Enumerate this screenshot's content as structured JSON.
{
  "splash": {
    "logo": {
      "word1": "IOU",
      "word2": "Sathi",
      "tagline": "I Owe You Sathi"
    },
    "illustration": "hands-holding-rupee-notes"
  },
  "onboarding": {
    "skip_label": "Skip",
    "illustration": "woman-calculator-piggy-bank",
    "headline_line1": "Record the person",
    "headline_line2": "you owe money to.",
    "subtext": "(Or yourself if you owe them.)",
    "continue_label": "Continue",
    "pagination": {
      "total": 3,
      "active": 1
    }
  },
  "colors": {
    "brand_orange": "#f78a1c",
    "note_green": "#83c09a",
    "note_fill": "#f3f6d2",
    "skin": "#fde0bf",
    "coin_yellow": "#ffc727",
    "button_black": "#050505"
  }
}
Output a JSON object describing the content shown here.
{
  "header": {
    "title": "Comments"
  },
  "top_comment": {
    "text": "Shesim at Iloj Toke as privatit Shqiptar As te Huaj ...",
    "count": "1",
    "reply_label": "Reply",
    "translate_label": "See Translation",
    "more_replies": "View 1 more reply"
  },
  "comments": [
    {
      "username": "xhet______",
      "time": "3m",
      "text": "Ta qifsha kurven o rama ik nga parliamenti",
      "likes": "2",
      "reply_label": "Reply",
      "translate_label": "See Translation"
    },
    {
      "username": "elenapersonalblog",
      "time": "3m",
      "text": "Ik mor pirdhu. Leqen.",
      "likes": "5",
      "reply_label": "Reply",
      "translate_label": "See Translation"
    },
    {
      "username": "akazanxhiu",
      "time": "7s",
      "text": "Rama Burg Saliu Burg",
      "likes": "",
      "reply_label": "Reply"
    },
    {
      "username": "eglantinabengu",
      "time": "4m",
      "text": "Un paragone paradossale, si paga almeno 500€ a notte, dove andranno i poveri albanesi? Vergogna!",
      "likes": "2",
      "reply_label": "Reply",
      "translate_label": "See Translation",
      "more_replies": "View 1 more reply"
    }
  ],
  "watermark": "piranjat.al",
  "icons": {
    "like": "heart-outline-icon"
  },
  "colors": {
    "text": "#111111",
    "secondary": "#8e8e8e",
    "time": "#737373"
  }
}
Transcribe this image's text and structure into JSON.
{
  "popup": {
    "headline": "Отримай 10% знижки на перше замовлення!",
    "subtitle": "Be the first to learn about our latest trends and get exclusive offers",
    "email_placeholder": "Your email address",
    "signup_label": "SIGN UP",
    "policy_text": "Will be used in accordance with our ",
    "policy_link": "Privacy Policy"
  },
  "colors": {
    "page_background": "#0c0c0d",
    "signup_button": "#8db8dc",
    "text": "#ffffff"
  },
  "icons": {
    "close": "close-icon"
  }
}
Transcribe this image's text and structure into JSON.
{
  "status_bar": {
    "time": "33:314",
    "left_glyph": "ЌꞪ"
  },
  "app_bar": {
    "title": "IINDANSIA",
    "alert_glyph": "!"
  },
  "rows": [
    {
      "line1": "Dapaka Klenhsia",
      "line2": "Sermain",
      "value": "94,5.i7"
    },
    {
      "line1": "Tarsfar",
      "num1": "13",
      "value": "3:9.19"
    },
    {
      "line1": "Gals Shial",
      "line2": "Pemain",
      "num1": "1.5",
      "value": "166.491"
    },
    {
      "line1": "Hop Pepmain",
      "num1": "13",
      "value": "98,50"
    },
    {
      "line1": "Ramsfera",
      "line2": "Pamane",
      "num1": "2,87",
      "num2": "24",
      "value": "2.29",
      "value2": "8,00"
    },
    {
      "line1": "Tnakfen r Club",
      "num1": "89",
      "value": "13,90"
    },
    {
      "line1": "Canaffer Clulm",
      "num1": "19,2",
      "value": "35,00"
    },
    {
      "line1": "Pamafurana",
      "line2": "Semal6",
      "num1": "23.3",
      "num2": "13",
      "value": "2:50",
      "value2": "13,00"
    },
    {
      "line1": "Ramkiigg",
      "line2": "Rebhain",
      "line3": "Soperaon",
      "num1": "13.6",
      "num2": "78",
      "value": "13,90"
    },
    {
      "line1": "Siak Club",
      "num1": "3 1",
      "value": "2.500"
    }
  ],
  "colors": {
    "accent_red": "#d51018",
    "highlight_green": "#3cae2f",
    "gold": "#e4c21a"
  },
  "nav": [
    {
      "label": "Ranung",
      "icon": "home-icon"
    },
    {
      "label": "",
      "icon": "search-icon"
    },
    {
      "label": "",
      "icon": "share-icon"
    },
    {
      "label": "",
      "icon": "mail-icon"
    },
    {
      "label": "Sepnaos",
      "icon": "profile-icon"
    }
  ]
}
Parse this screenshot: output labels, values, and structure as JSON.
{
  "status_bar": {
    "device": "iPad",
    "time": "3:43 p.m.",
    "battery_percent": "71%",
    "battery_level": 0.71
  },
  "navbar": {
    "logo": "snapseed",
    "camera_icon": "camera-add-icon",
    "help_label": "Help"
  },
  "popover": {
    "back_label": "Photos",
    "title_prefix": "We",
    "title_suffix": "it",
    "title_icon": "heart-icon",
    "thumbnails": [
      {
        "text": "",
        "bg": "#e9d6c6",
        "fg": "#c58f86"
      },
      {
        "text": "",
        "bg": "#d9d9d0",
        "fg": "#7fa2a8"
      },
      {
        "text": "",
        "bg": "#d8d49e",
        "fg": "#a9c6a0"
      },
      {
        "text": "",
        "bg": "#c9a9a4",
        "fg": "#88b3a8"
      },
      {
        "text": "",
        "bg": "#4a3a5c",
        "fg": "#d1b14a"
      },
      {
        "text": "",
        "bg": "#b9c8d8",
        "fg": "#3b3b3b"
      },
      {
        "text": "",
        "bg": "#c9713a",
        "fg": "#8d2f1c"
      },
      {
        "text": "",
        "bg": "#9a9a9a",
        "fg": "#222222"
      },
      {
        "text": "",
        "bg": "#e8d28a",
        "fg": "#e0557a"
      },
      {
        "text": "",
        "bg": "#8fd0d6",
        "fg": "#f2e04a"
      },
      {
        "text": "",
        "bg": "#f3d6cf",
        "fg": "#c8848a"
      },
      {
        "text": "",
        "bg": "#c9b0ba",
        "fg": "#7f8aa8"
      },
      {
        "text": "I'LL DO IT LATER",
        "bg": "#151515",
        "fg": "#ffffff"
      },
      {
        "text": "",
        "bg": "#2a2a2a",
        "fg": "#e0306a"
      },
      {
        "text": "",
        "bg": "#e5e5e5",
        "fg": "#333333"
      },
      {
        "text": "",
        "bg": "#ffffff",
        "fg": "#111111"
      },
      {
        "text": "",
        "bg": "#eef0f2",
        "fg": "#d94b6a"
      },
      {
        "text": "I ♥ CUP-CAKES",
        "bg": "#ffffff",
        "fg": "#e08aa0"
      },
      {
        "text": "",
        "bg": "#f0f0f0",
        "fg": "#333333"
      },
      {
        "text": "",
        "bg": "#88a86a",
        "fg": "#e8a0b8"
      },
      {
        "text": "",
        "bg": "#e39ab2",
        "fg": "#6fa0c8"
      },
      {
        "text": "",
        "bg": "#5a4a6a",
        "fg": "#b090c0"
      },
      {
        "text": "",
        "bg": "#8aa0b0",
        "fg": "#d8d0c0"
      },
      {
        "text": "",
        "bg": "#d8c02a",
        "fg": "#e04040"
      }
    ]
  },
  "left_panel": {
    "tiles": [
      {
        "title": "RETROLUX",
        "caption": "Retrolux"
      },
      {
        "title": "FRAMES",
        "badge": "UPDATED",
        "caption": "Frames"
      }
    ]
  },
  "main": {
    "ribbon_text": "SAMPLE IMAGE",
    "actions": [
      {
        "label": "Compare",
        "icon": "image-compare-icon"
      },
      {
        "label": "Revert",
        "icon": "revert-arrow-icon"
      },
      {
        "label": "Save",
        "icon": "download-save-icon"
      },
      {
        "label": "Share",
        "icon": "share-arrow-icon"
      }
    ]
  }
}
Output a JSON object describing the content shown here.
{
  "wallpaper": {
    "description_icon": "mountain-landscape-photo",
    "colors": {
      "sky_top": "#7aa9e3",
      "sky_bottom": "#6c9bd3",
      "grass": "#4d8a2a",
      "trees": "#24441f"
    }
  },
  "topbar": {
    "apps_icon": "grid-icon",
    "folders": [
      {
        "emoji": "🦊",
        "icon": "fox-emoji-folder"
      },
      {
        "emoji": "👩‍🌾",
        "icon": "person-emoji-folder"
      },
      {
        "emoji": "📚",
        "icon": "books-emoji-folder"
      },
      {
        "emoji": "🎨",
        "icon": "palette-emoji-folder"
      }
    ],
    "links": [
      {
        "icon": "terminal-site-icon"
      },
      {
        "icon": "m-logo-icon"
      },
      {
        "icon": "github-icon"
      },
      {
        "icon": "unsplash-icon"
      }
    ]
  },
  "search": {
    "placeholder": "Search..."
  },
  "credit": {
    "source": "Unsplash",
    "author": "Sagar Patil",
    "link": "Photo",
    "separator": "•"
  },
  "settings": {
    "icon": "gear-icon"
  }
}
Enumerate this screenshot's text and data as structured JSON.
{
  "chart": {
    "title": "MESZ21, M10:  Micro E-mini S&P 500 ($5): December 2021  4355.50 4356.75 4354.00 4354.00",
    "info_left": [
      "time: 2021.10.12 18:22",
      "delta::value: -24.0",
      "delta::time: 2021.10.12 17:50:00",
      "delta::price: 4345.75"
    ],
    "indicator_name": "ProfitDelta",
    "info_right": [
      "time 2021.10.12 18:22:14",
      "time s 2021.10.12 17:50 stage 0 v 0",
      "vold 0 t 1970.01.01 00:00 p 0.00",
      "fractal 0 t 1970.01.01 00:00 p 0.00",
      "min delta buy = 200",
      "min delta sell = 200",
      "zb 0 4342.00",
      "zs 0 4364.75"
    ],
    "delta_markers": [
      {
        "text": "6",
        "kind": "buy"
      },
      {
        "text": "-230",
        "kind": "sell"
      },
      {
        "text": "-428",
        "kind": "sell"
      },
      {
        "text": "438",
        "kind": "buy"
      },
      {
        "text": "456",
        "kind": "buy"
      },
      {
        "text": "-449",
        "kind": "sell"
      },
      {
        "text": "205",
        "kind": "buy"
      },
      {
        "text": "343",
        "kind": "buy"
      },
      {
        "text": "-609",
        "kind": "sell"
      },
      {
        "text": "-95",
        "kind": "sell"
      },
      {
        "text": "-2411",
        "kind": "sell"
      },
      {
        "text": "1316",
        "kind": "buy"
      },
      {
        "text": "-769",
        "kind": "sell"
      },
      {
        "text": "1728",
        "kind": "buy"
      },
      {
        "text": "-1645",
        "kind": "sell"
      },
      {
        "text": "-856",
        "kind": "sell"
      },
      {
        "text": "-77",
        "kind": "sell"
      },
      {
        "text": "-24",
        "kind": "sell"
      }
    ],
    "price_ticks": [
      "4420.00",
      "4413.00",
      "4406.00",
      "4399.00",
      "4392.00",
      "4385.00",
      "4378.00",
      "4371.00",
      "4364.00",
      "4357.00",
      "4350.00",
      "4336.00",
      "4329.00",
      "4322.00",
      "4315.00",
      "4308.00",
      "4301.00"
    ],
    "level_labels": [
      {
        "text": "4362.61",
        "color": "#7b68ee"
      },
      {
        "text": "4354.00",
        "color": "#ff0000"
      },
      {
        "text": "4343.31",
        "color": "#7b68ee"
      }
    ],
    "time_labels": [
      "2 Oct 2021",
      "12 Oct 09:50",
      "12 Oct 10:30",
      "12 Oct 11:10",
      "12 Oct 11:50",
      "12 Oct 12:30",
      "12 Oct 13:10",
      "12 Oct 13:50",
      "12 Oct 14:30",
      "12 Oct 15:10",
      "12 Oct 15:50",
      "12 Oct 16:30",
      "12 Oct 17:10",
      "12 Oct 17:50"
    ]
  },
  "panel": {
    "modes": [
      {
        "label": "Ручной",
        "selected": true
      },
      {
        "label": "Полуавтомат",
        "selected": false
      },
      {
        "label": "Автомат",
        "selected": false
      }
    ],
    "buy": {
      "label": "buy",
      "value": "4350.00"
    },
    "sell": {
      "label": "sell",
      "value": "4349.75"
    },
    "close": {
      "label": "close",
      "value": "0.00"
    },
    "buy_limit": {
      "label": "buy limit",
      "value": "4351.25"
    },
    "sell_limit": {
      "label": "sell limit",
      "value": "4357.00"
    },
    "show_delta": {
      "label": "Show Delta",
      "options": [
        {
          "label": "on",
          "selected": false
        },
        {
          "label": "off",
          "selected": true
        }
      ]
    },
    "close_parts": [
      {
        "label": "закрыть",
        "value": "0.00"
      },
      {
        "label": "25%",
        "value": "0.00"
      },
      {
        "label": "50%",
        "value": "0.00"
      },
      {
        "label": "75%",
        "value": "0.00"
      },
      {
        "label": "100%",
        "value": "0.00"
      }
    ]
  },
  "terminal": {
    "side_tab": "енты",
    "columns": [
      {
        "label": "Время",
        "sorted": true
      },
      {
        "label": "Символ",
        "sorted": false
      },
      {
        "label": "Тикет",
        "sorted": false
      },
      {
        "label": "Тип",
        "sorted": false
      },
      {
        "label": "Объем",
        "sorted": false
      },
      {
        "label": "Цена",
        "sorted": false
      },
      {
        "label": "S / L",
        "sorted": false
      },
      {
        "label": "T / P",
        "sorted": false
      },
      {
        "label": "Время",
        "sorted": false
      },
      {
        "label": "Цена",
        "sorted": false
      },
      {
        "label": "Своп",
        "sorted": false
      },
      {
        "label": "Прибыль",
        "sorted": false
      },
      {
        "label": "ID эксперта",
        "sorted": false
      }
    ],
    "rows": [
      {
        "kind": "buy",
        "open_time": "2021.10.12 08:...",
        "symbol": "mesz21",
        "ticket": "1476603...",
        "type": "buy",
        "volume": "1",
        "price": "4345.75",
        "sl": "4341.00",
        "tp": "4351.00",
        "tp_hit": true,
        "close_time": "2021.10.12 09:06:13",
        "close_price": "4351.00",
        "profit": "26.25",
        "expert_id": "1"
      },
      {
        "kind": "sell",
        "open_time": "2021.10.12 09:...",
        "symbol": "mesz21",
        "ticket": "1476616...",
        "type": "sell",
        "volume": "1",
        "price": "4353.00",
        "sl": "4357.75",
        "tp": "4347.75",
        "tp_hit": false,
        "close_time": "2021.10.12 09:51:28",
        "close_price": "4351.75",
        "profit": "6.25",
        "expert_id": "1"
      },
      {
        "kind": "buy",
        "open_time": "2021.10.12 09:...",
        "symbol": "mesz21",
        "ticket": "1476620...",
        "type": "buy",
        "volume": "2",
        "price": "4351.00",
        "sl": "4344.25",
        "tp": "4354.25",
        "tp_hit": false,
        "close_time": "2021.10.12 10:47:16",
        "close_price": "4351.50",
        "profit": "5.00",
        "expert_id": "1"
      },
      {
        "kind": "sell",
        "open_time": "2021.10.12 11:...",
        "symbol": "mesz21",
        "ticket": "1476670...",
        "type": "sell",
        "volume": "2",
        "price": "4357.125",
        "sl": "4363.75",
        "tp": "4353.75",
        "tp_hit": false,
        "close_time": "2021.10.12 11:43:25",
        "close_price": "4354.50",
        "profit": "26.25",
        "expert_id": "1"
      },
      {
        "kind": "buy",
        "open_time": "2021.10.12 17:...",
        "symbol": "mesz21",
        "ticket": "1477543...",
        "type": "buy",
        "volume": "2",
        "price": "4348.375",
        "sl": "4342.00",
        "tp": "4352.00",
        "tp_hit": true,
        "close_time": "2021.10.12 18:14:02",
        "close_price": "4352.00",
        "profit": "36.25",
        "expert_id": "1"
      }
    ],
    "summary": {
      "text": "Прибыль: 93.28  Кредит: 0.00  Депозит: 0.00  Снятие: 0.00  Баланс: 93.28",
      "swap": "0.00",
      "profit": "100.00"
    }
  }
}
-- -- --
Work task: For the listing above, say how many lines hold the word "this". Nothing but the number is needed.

Task response: 5